::: Given data :::

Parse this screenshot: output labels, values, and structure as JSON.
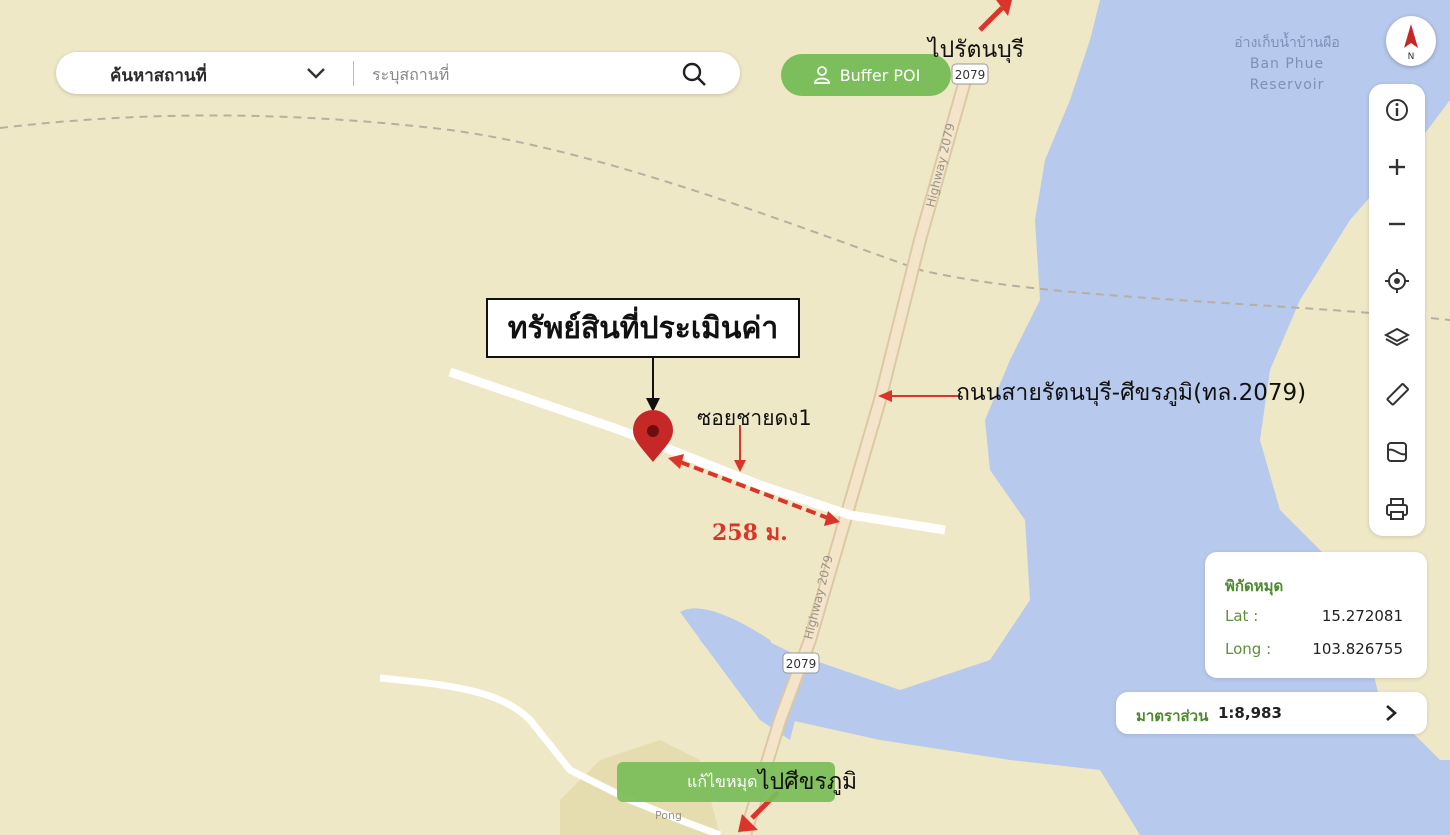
{
  "search": {
    "type_label": "ค้นหาสถานที่",
    "placeholder": "ระบุสถานที่"
  },
  "buffer_button": {
    "label": "Buffer POI"
  },
  "compass": {
    "letter": "N"
  },
  "toolbar": {
    "icons": [
      "info-icon",
      "zoom-in-icon",
      "zoom-out-icon",
      "locate-icon",
      "layers-icon",
      "ruler-icon",
      "map-style-icon",
      "print-icon"
    ]
  },
  "coordinates": {
    "title": "พิกัดหมุด",
    "lat_label": "Lat :",
    "lat_value": "15.272081",
    "long_label": "Long :",
    "long_value": "103.826755"
  },
  "scale": {
    "label": "มาตราส่วน",
    "value": "1:8,983"
  },
  "edit_button": {
    "label": "แก้ไขหมุด"
  },
  "map_labels": {
    "reservoir_th": "อ่างเก็บน้ำบ้านผือ",
    "reservoir_en_1": "Ban Phue",
    "reservoir_en_2": "Reservoir",
    "highway_name": "Highway 2079",
    "highway_shield": "2079",
    "pong": "Pong"
  },
  "annotations": {
    "asset": "ทรัพย์สินที่ประเมินค่า",
    "soi": "ซอยชายดง1",
    "distance": "258 ม.",
    "road": "ถนนสายรัตนบุรี-ศีขรภูมิ(ทล.2079)",
    "to_north": "ไปรัตนบุรี",
    "to_south": "ไปศีขรภูมิ"
  },
  "colors": {
    "land": "#efe8c7",
    "water": "#b7c9ec",
    "road": "#f3e0c4",
    "accent_green": "#7cbe5b",
    "marker": "#c62828",
    "annotation_red": "#d9352a"
  }
}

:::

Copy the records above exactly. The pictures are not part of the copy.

Parse this screenshot: output labels, values, and structure as JSON.
{
  "search": {
    "type_label": "ค้นหาสถานที่",
    "placeholder": "ระบุสถานที่"
  },
  "buffer_button": {
    "label": "Buffer POI"
  },
  "compass": {
    "letter": "N"
  },
  "toolbar": {
    "icons": [
      "info-icon",
      "zoom-in-icon",
      "zoom-out-icon",
      "locate-icon",
      "layers-icon",
      "ruler-icon",
      "map-style-icon",
      "print-icon"
    ]
  },
  "coordinates": {
    "title": "พิกัดหมุด",
    "lat_label": "Lat :",
    "lat_value": "15.272081",
    "long_label": "Long :",
    "long_value": "103.826755"
  },
  "scale": {
    "label": "มาตราส่วน",
    "value": "1:8,983"
  },
  "edit_button": {
    "label": "แก้ไขหมุด"
  },
  "map_labels": {
    "reservoir_th": "อ่างเก็บน้ำบ้านผือ",
    "reservoir_en_1": "Ban Phue",
    "reservoir_en_2": "Reservoir",
    "highway_name": "Highway 2079",
    "highway_shield": "2079",
    "pong": "Pong"
  },
  "annotations": {
    "asset": "ทรัพย์สินที่ประเมินค่า",
    "soi": "ซอยชายดง1",
    "distance": "258 ม.",
    "road": "ถนนสายรัตนบุรี-ศีขรภูมิ(ทล.2079)",
    "to_north": "ไปรัตนบุรี",
    "to_south": "ไปศีขรภูมิ"
  },
  "colors": {
    "land": "#efe8c7",
    "water": "#b7c9ec",
    "road": "#f3e0c4",
    "accent_green": "#7cbe5b",
    "marker": "#c62828",
    "annotation_red": "#d9352a"
  }
}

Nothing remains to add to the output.